## [TASK REQUIREMENTS]
For the word "label", return each line of the data in which it occurs.
MATERIAL TO PROCESS below:
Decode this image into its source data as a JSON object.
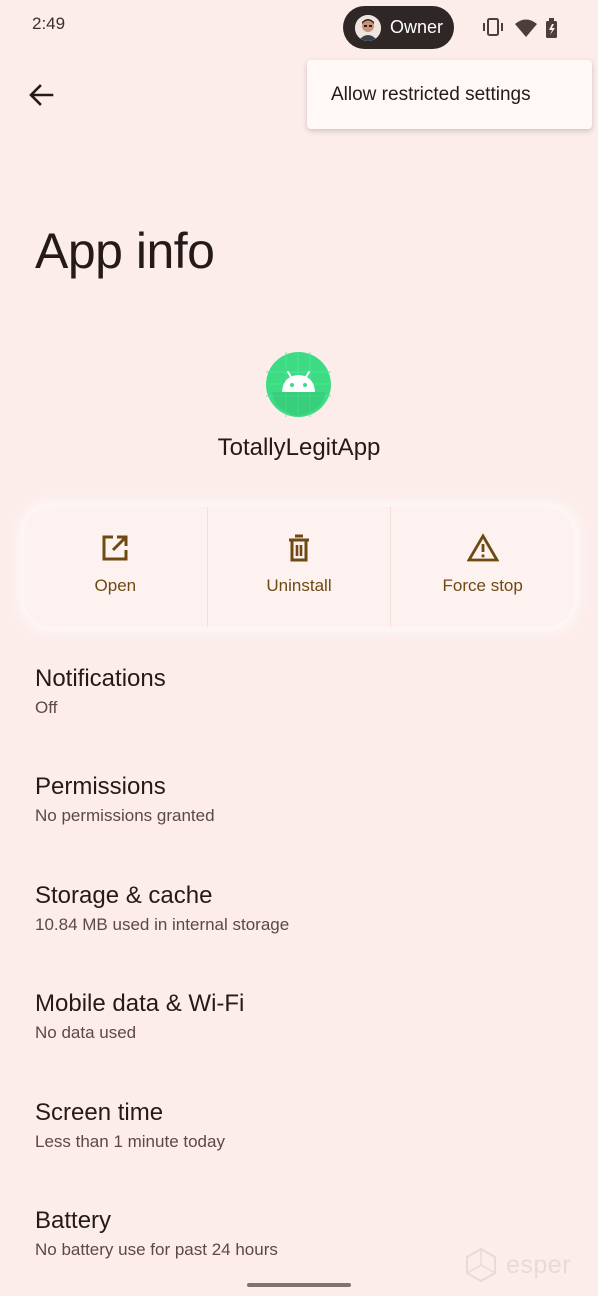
{
  "status_bar": {
    "time": "2:49",
    "user_chip": "Owner",
    "icons": [
      "vibrate-icon",
      "wifi-icon",
      "battery-charging-icon"
    ]
  },
  "menu": {
    "items": [
      "Allow restricted settings"
    ]
  },
  "header": {
    "back_icon": "arrow-back-icon",
    "title": "App info"
  },
  "app": {
    "icon": "android-icon",
    "name": "TotallyLegitApp"
  },
  "actions": [
    {
      "label": "Open",
      "icon": "open-external-icon"
    },
    {
      "label": "Uninstall",
      "icon": "trash-icon"
    },
    {
      "label": "Force stop",
      "icon": "warning-icon"
    }
  ],
  "settings": [
    {
      "title": "Notifications",
      "summary": "Off"
    },
    {
      "title": "Permissions",
      "summary": "No permissions granted"
    },
    {
      "title": "Storage & cache",
      "summary": "10.84 MB used in internal storage"
    },
    {
      "title": "Mobile data & Wi-Fi",
      "summary": "No data used"
    },
    {
      "title": "Screen time",
      "summary": "Less than 1 minute today"
    },
    {
      "title": "Battery",
      "summary": "No battery use for past 24 hours"
    }
  ],
  "watermark": "esper",
  "colors": {
    "background": "#fcecea",
    "accent": "#6e4a12",
    "app_icon_green": "#3ddc84"
  }
}
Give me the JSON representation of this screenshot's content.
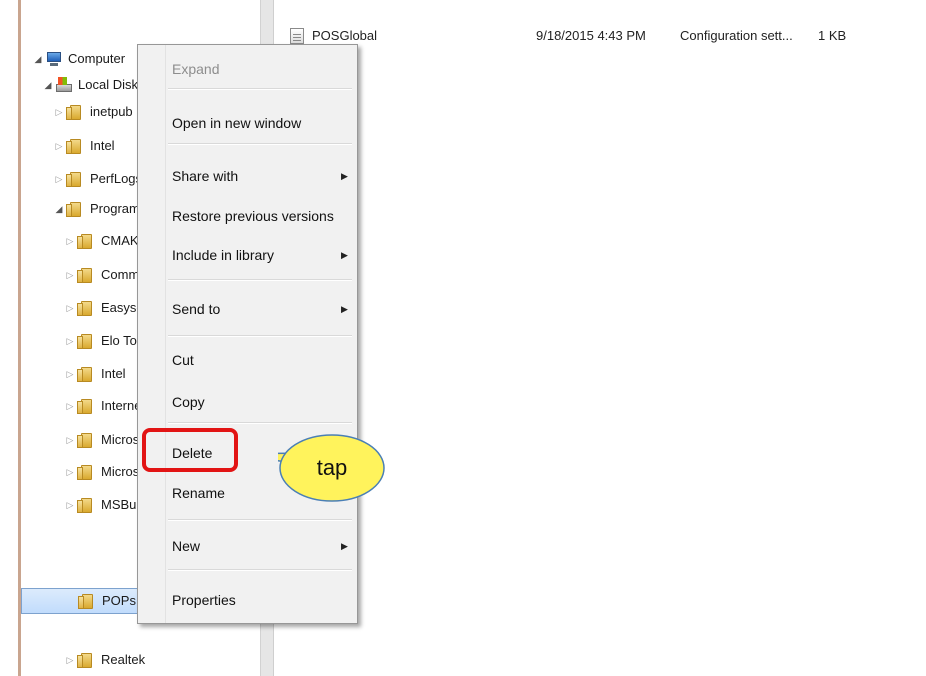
{
  "tree": {
    "computer": "Computer",
    "local_disk": "Local Disk (C",
    "inetpub": "inetpub",
    "intel": "Intel",
    "perflogs": "PerfLogs",
    "program_files": "Program F",
    "cmak": "CMAK",
    "common": "Commo",
    "easyset": "Easyset",
    "elo_touch": "Elo Touc",
    "intel2": "Intel",
    "internet": "Internet",
    "microsoft1": "Microso",
    "microsoft2": "Microso",
    "msbuild": "MSBuild",
    "pops_restaurant": "POPs Restaurant",
    "realtek": "Realtek"
  },
  "file": {
    "name": "POSGlobal",
    "date": "9/18/2015 4:43 PM",
    "type": "Configuration sett...",
    "size": "1 KB"
  },
  "context_menu": {
    "expand": "Expand",
    "open_new_window": "Open in new window",
    "share_with": "Share with",
    "restore_previous": "Restore previous versions",
    "include_library": "Include in library",
    "send_to": "Send to",
    "cut": "Cut",
    "copy": "Copy",
    "delete": "Delete",
    "rename": "Rename",
    "new": "New",
    "properties": "Properties"
  },
  "annotation": {
    "callout_text": "tap",
    "highlight_color": "#e21414",
    "callout_fill": "#fff35c",
    "callout_stroke": "#4a7fb5"
  },
  "colors": {
    "selected_row": "#c1dcfc",
    "menu_bg": "#f1f1f1"
  }
}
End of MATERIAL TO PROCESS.
## [RESPONSE]
      "label": "Open",
      "label": "Uninstall",
      "label": "Force stop",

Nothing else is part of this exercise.